Neversink Farm in Claryville, New York
Conor Crickmore, the owner of Neversink Farm, runs a high production, small scale farm in New York. Conor's no till and no tractor methods of farming enable him to grow an astounding amount of product on less than 1.5 acres. He also combines his no till farming methods with incredibly efficient systems. Part of that efficiency is the use of the paper chain pot transplanter which he uses with herbs, lettuce and onions, year-round. Conor is also the creator of an extensive online market farm course where he shares his methods and systems. Learn more about his course at NeverSink Farm.
Rachel Hershberger & Ben Hartman
Clay Bottom Farm in Goshen, Indiana
Ben Hartman and his wife Rachel Hershberger own and operate Clay Bottom Farm in Goshen, Indiana, where they make their living on less than one acre growing and selling specialty produce to restaurants, at a farmers market, and through their CSA. Their farm is the feature of Ben's books, The Lean Farm, winner of a the prestigious Shingo Award, and The Lean Farm Guide to Growing Vegetables, published in 2017. Since 2015 they switch their growing systems to use the paper chain pot transplanter on nearly all of their crops. Their favorite crops to grow in paper pots are hakurei turnips and multi-leaf head lettuce. The paper chain pot transplanting system reduced their work by eight hours per week during transplant season. A link to “Ben’s paper pot cheat sheet” is here. This guide offers tips on using the paper pots and a crop-by-crop planting guide table.
Stone Circle Farm in Reeseville, Wisconsin

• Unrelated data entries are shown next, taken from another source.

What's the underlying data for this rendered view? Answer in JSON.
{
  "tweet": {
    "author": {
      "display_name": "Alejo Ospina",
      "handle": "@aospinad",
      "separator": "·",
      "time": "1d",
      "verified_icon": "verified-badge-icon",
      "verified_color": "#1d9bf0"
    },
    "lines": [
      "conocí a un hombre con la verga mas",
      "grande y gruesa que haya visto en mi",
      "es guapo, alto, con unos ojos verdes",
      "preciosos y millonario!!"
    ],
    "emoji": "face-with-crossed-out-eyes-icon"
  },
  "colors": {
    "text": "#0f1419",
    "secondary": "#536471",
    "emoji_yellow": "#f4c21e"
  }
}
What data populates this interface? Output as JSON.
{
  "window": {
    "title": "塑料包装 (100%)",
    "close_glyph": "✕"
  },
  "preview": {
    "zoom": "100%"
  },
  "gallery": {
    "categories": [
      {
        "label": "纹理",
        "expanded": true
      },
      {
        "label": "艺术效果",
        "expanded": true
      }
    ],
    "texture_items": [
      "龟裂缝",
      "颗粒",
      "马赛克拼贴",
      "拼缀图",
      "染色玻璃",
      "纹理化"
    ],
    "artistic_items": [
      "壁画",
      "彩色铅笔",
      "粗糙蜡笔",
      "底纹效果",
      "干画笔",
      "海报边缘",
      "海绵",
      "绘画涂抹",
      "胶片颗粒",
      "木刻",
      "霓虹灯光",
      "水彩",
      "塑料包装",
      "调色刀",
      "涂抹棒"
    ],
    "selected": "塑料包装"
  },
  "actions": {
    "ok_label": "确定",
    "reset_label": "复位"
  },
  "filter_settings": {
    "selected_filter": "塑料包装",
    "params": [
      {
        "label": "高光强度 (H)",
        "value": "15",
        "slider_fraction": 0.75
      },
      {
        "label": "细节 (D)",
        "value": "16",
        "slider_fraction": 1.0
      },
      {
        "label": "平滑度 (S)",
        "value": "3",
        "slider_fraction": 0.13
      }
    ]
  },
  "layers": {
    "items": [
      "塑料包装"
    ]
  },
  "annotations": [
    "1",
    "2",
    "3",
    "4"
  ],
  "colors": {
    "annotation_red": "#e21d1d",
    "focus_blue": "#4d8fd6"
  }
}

Hopefully it does not seem too self-serving to feature our own farm! The fact is, we’ve been using the paper chain pots longer than anyone in North America, starting in 2006 after spending a year in Japan. I cannot imagine farming without this system, especially as I get older. My younger self could kneel and stoop for long stretches but that is not the case today! I certainly would have stopped growing onions for commercial sales long ago if not for the paper chain pots. My favorite crops to grow in the chain pots are shallots, kohlrabi, beets, and spinach. We spent many years growing a wide array of specialty vegetables for restaurants in Chicago, including baby beets, scallions (maybe not usually considered a “specialty” but ours were super long and high quality and fetched a good price), mixed cherry tomatoes, and baby leeks. Today, as our paper chain pot business has grown, we’ve scaled the farm operation back to a small number of crops: garlic, shallots, carrots, beets, Japanese cucumbers, spinach, and hot peppers. Putting crops in with the paper pot transplanter is always a favorite task each season.